Cellular stress responses serve as crucial decision points balancing persistence or culling of hematopoietic stem cells (HSCs) for lifelong blood production. Although strong stressors cull HSCs, the linkage between stress programs and self-renewal properties that underlie human HSC maintenance remains unknown, particularly at quiescence exit when HSCs must also dynamically shift metabolic state. Here, we demonstrate distinct wiring of the sphingolipidome across the human hematopoietic hierarchy and find that genetic or pharmacologic modulation of the sphingolipid enzyme DEGS1 regulates lineage differentiation. Inhibition of DEGS1 in hematopoietic stem and progenitor cells during the transition from quiescence to cellular activation with N-(4-hydroxyphenyl) retinamide activates coordinated stress pathways that coalesce on endoplasmic reticulum stress and autophagy programs to maintain immunophenotypic and functional HSCs. Thus, our work identifies a linkage between sphingolipid metabolism, proteostatic quality control systems, and HSC self-renewal and provides therapeutic targets for improving HSC-based cellular therapeutics.

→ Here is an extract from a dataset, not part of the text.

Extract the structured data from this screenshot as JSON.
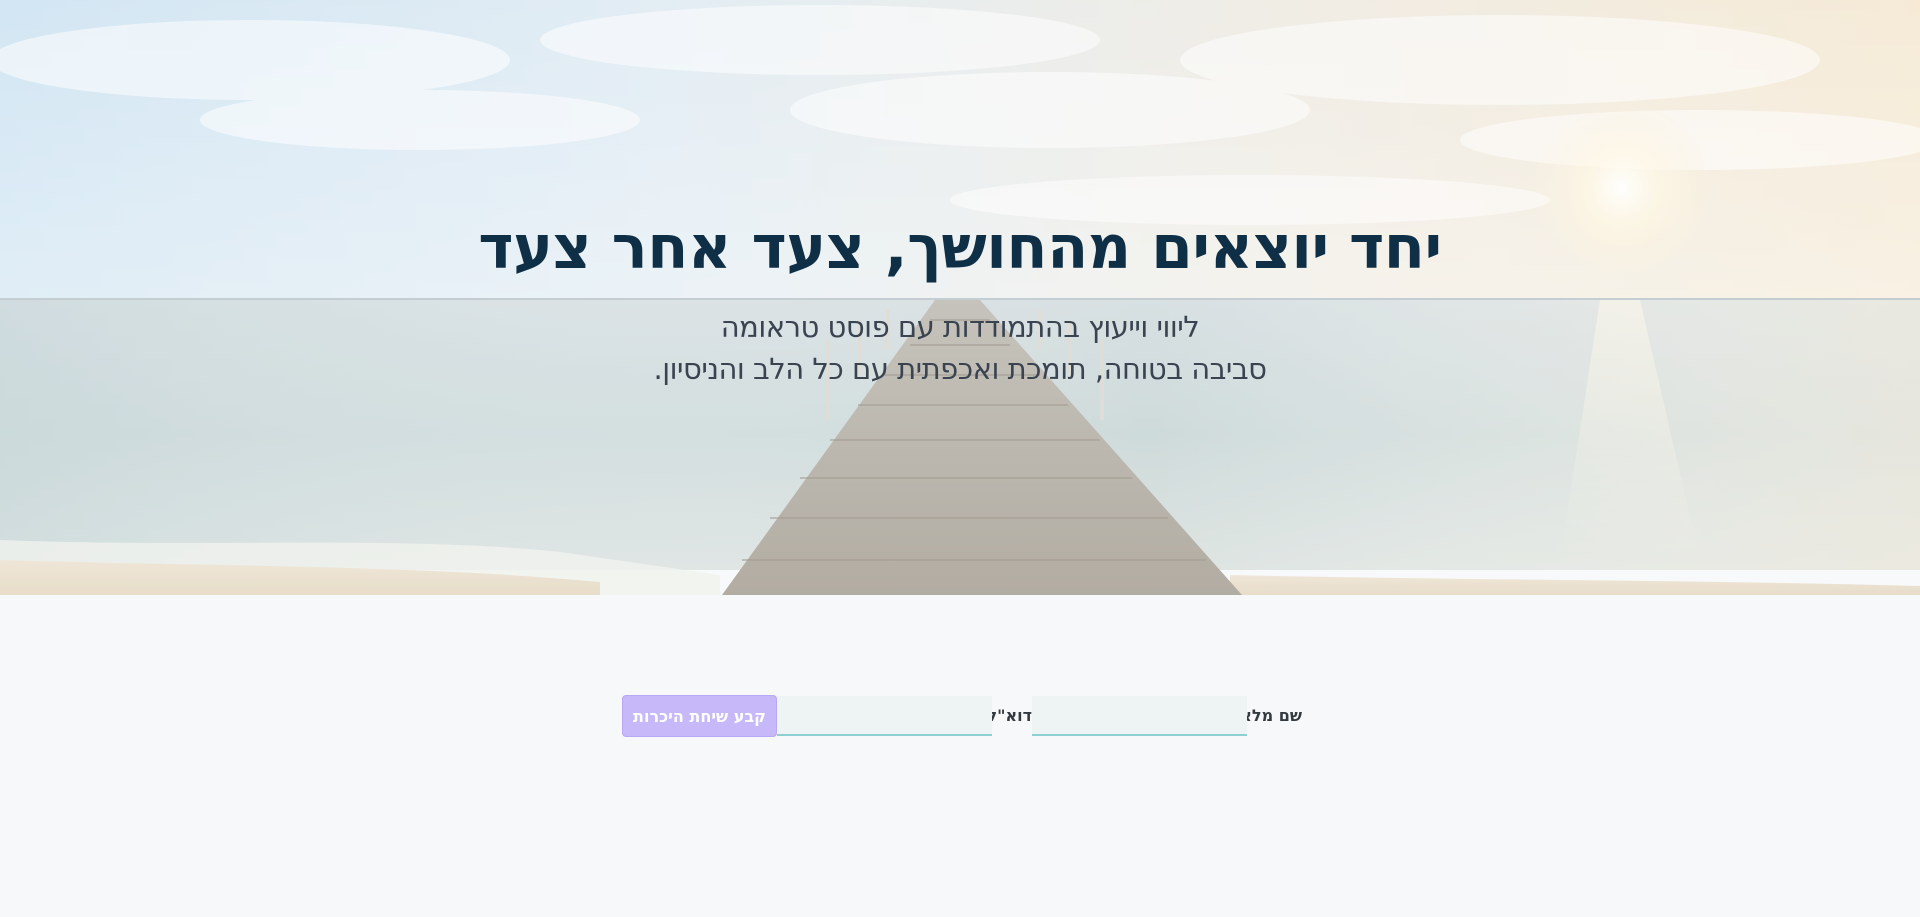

Keywords: DEGS1; StemRegenin-1; UM171; autophagy; fenretinide; hematopoietic stem cell; lipidomics; sphingolipid metabolism; umbilical cord blood; unfolded protein response.
Copyright © 2019 The Authors. Published by Elsevier Inc. All rights reserved.